In the fall of 1981, 10 women gathered at Loretta's Tea Room in south Minneapolis to discuss the formation of a new antiwar organization, Women Against Military Madness (WAMM). One of them was Mary S. White.
The group met monthly for the next year to hash out plans. Some of the meetings took place at White's home, recalled Polly Mann, another WAMM founder. "She was very capable and thoughtful," Mann said.
Over the next four decades, White would march and rally, attend vigils, coordinate meetings of peace groups and, from time to time, get arrested in peaceful actions of civil disobedience.
"We used to get arrested week after week," recalled Erica Bouza, a peace activist and friend of White's.
White died Nov. 6 at York Gardens Senior Living facility in Edina from complications of dementia, said her son Thomas White. She was 87.
White was a founder and president of the Minnesota Alliance of Peacemakers, an umbrella organization of 60 Twin Cities antiwar groups.
"She did such a wonderful job of bringing people together in running those meetings," said Marie Braun, a WAMM leader. "She was one of my heroes in WAMM."
White was born in Minneapolis in 1933, the daughter of Leonard and Genevieve Simonet. Her father was a longtime partner in the Minneapolis law firm Best & Flanagan. She grew up near Lake of the Isles and attended the Academy of Holy Angels high school, Trinity College in Washington, D.C., and the University of Minnesota, where she graduated. She married Dr. James G. White in 1955 and raised five children.
She returned to the U and received a master's degree in social work in 1978 and began working in the Social Work Department at the university. She helped achieve passage of legislation involved in the licensing of social workers and therapists in Minnesota.
White worshiped at the Basilica of St. Mary in Minneapolis, where she was a friend of the late Marianne Hamilton, who invited her to participate in the creation of WAMM.
White started recruiting others to the group.
"I remember she called me and said this was going to be new and 'I want you involved,' " said Mary Lou Ott, a Holy Angels classmate and longtime friend. "We were both very passionate about anti-nuclear and antiwar [positions]. We believed we weren't going to raise our children to kill somebody else's kids."
Karen Hanson recalled the first WAMM meeting she attended at White's home. "She was so gracious," Hanson said. "I had never been in a room with so many wonderful women. Everyone had their own strengths."

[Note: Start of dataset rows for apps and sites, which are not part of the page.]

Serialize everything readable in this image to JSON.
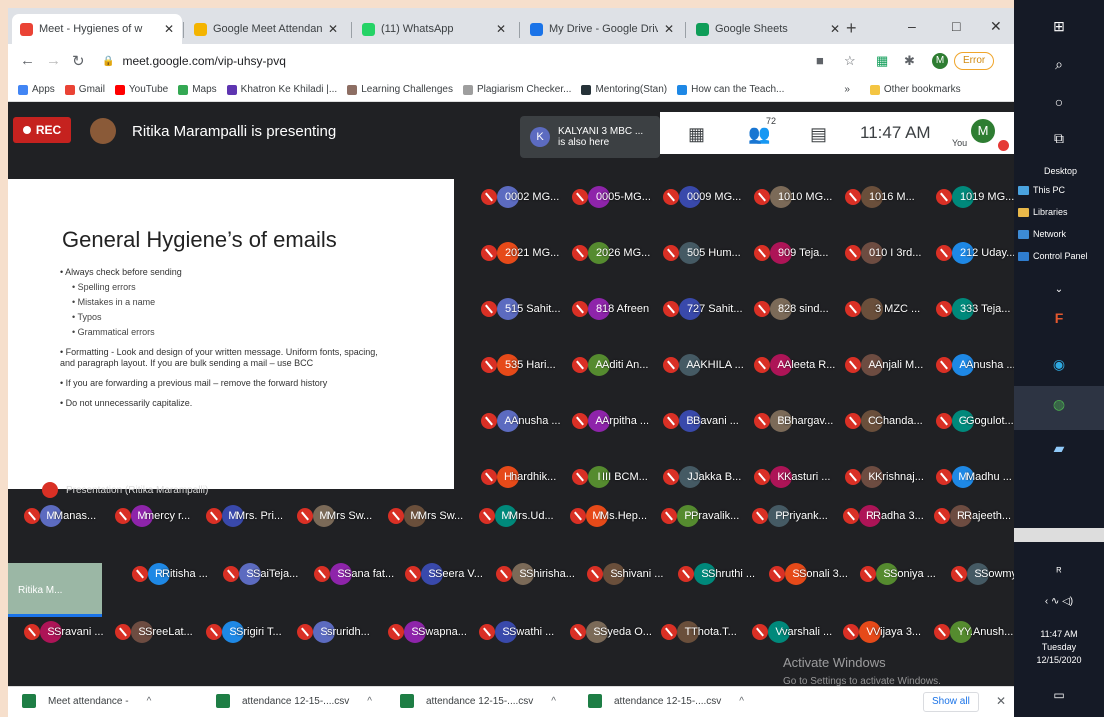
{
  "tabs": [
    {
      "label": "Meet - Hygienes of w",
      "color": "#ea4335"
    },
    {
      "label": "Google Meet Attendance",
      "color": "#f4b400"
    },
    {
      "label": "(11) WhatsApp",
      "color": "#25d366"
    },
    {
      "label": "My Drive - Google Drive",
      "color": "#1a73e8"
    },
    {
      "label": "Google Sheets",
      "color": "#0f9d58"
    }
  ],
  "toolbar": {
    "url": "meet.google.com/vip-uhsy-pvq",
    "profile_initial": "M",
    "error_label": "Error"
  },
  "bookmarks": [
    {
      "label": "Apps",
      "color": "#4285f4"
    },
    {
      "label": "Gmail",
      "color": "#ea4335"
    },
    {
      "label": "YouTube",
      "color": "#ff0000"
    },
    {
      "label": "Maps",
      "color": "#34a853"
    },
    {
      "label": "Khatron Ke Khiladi |...",
      "color": "#5e35b1"
    },
    {
      "label": "Learning Challenges",
      "color": "#8d6e63"
    },
    {
      "label": "Plagiarism Checker...",
      "color": "#9e9e9e"
    },
    {
      "label": "Mentoring(Stan)",
      "color": "#263238"
    },
    {
      "label": "How can the Teach...",
      "color": "#1e88e5"
    }
  ],
  "bookmarks_other": "Other bookmarks",
  "bookmarks_more": "»",
  "meet": {
    "rec_label": "REC",
    "presenting": "Ritika Marampalli is presenting",
    "also_here_initial": "K",
    "also_here_name": "KALYANI 3 MBC ...",
    "also_here_text": "is also here",
    "people_count": "72",
    "time": "11:47 AM",
    "you_label": "You",
    "you_initial": "M",
    "presentation_label": "Presentation (Ritika Marampalli)",
    "self_name": "Ritika M..."
  },
  "slide": {
    "title": "General Hygiene’s  of emails",
    "bullets": [
      {
        "level": 1,
        "text": "Always check before sending"
      },
      {
        "level": 2,
        "text": "Spelling errors"
      },
      {
        "level": 2,
        "text": "Mistakes in a name"
      },
      {
        "level": 2,
        "text": "Typos"
      },
      {
        "level": 2,
        "text": "Grammatical errors"
      },
      {
        "level": 1,
        "text": "Formatting - Look and design of your written message. Uniform fonts, spacing, and paragraph layout. If you are bulk sending a mail – use BCC"
      },
      {
        "level": 1,
        "text": "If you are forwarding a previous mail – remove the forward history"
      },
      {
        "level": 1,
        "text": "Do not unnecessarily capitalize."
      }
    ]
  },
  "participants_right": [
    [
      "002 MG...",
      "005-MG...",
      "009 MG...",
      "010 MG...",
      "016 M...",
      "019 MG..."
    ],
    [
      "021 MG...",
      "026 MG...",
      "05 Hum...",
      "09 Teja...",
      "10 I 3rd...",
      "12 Uday..."
    ],
    [
      "15 Sahit...",
      "18 Afreen",
      "27 Sahit...",
      "28 sind...",
      "3 MZC ...",
      "33 Teja..."
    ],
    [
      "35 Hari...",
      "Aditi An...",
      "AKHILA ...",
      "Aleeta R...",
      "Anjali M...",
      "Anusha ..."
    ],
    [
      "Anusha ...",
      "Arpitha ...",
      "Bavani ...",
      "Bhargav...",
      "Chanda...",
      "Gogulot..."
    ],
    [
      "hardhik...",
      "III BCM...",
      "Jakka B...",
      "Kasturi ...",
      "Krishnaj...",
      "Madhu ..."
    ]
  ],
  "participants_bottom": [
    [
      "Manas...",
      "mercy r...",
      "Mrs. Pri...",
      "Mrs Sw...",
      "Mrs Sw...",
      "Mrs.Ud...",
      "Ms.Hep...",
      "Pravalik...",
      "Priyank...",
      "Radha 3...",
      "Rajeeth..."
    ],
    [
      "Ritisha ...",
      "SaiTeja...",
      "Sana fat...",
      "Seera V...",
      "Shirisha...",
      "shivani ...",
      "Shruthi ...",
      "Sonali 3...",
      "Soniya ...",
      "Sowmy..."
    ],
    [
      "Sravani ...",
      "SreeLat...",
      "Srigiri T...",
      "sruridh...",
      "Swapna...",
      "Swathi ...",
      "Syeda O...",
      "Thota.T...",
      "varshali ...",
      "Vijaya 3...",
      "Y.Anush..."
    ]
  ],
  "downloads": [
    "Meet attendance -",
    "attendance 12-15-....csv",
    "attendance 12-15-....csv",
    "attendance 12-15-....csv"
  ],
  "show_all": "Show all",
  "activate": {
    "line1": "Activate Windows",
    "line2": "Go to Settings to activate Windows."
  },
  "taskbar": {
    "desktop": "Desktop",
    "items": [
      "This PC",
      "Libraries",
      "Network",
      "Control Panel"
    ],
    "time": "11:47 AM",
    "day": "Tuesday",
    "date": "12/15/2020"
  }
}
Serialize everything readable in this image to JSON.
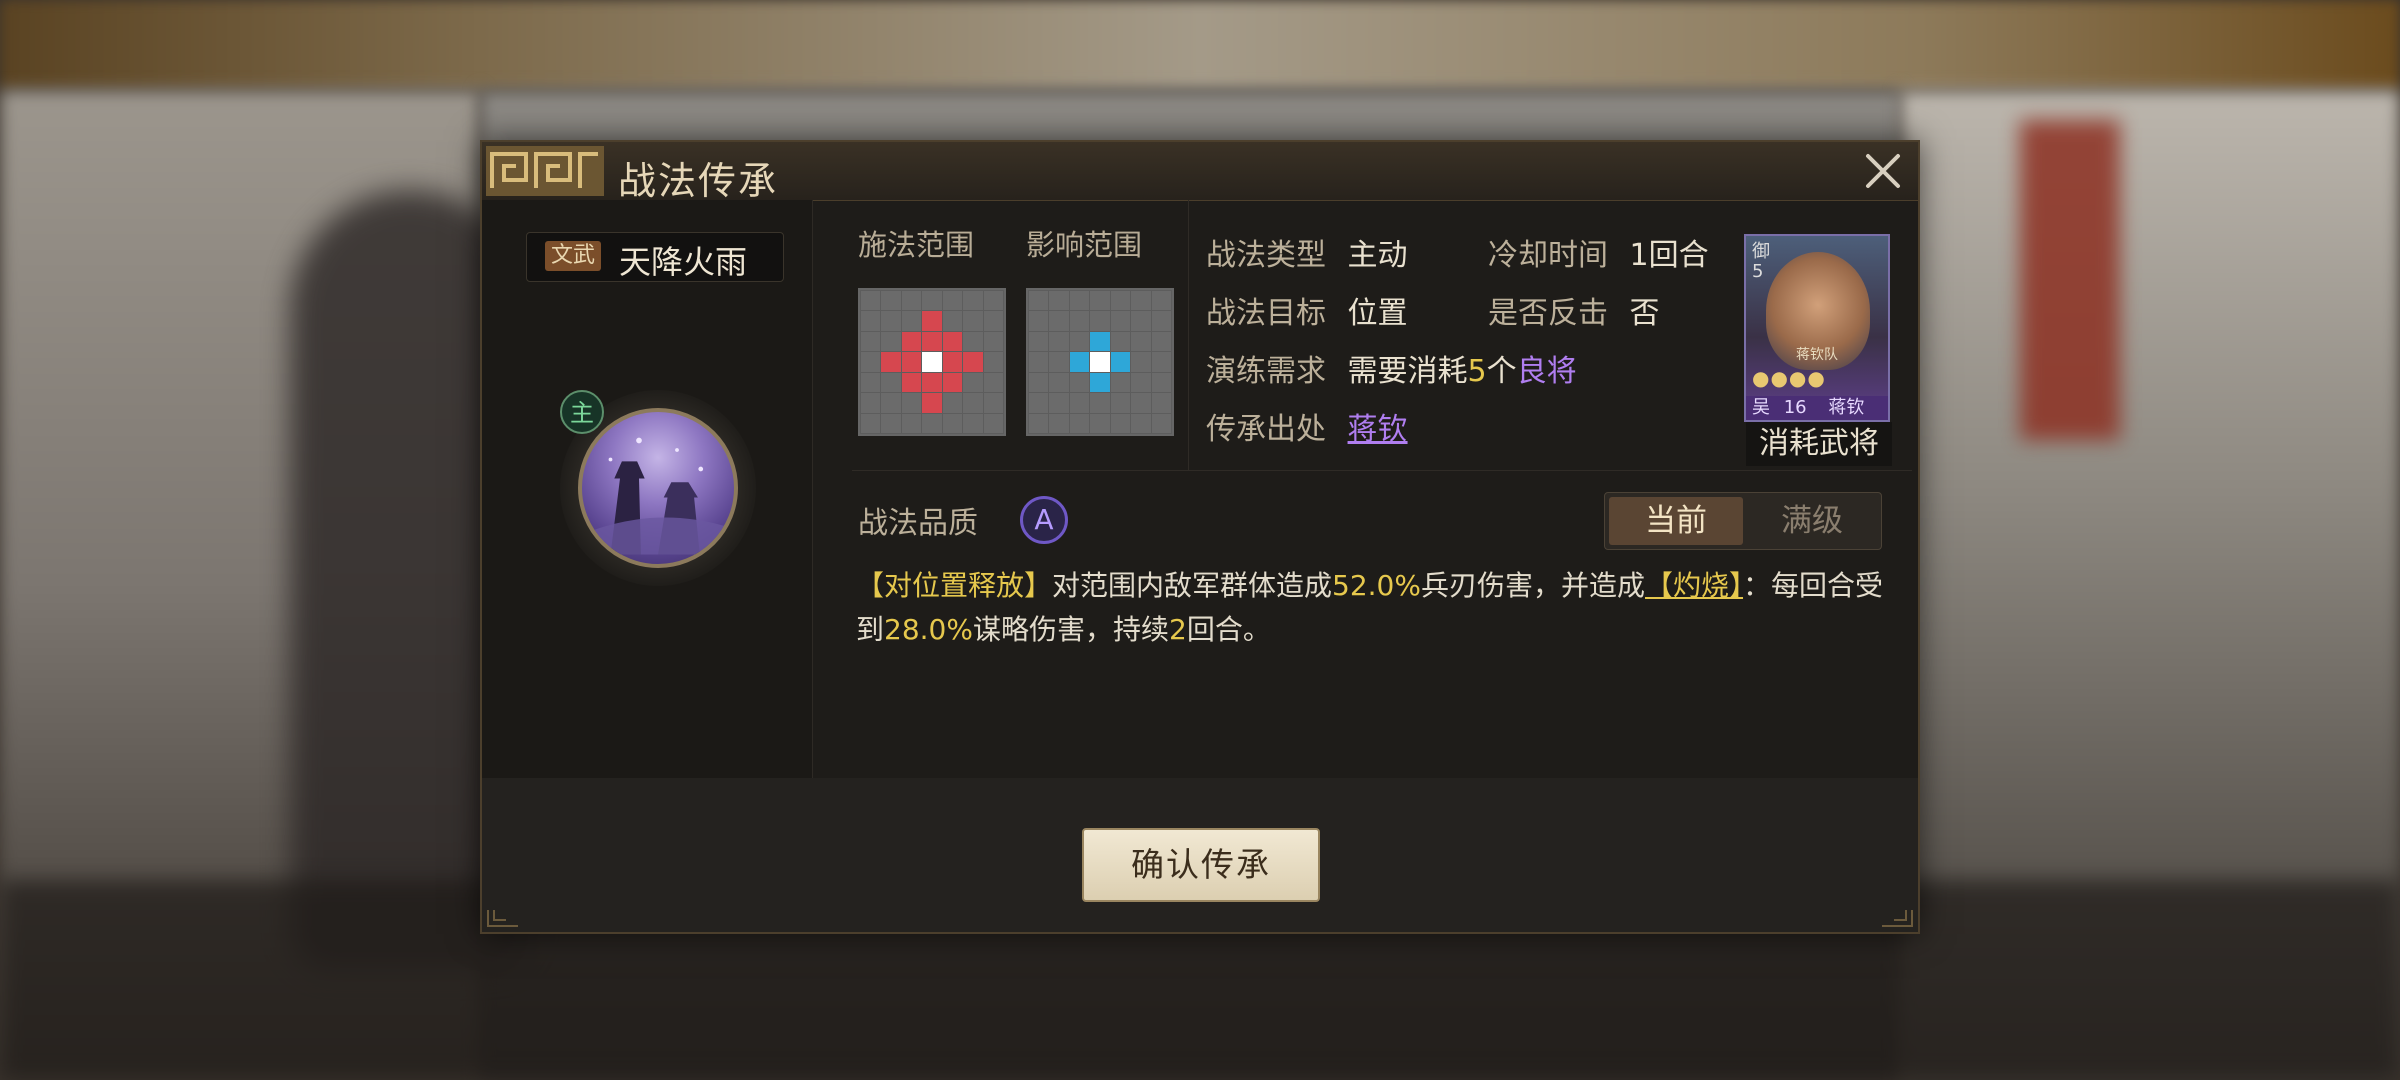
{
  "dialog": {
    "title": "战法传承",
    "close_icon": "close-icon"
  },
  "skill": {
    "school_tag": "文武",
    "name": "天降火雨",
    "main_badge": "主",
    "icon": "burning-siege-tower-icon"
  },
  "range": {
    "cast_label": "施法范围",
    "effect_label": "影响范围",
    "cast_color": "#d6474f",
    "effect_color": "#2ea7d8"
  },
  "info": {
    "type_label": "战法类型",
    "type_value": "主动",
    "cooldown_label": "冷却时间",
    "cooldown_value": "1回合",
    "target_label": "战法目标",
    "target_value": "位置",
    "counter_label": "是否反击",
    "counter_value": "否",
    "train_label": "演练需求",
    "train_prefix": "需要消耗",
    "train_count": "5",
    "train_unit": "个",
    "train_quality": "良将",
    "source_label": "传承出处",
    "source_value": "蒋钦"
  },
  "general": {
    "role_tag": "御",
    "cost": "5",
    "troop_name": "蒋钦队",
    "stars": "●●●●",
    "faction": "吴",
    "level": "16",
    "name": "蒋钦",
    "caption": "消耗武将"
  },
  "quality": {
    "label": "战法品质",
    "grade": "A"
  },
  "toggle": {
    "current": "当前",
    "max": "满级"
  },
  "description": {
    "tag": "【对位置释放】",
    "part1": "对范围内敌军群体造成",
    "damage": "52.0%",
    "part2": "兵刃伤害，并造成",
    "status": "【灼烧】",
    "part3": "：每回合受到",
    "burn": "28.0%",
    "part4": "谋略伤害，持续",
    "turns": "2",
    "part5": "回合。"
  },
  "footer": {
    "confirm": "确认传承"
  }
}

Sarah Martin said the first time she and Mary got arrested, Mary's husband, Jim, had dropped them off at Honeywell Corp. in Minneapolis, where there was a large sit-in demonstration to protest the company's manufacture of military weaponry, including cluster bombs.
Martin also recalled how in later years, White was one of 10 women, mostly in their 70s, who went to a military recruiting station near the U and tried to enlist, arguing that the Army should sign them up rather than young people. "We were told we were too old," Braun said. When White and others refused to leave, they were arrested. A jury found them not guilty.
White was preceded in death by her husband and two sons, Gregory and Michael. She is survived by two sons, Thomas of Edina and James of Minneapolis, and a daughter, Catherine Tsarouhas of Boston; a sister, Judith Rich of Natick, Mass.; a brother, Tom Simonet of Ryder, Pa., and six grandchildren. A private burial will take place with a public memorial meeting next spring or summer.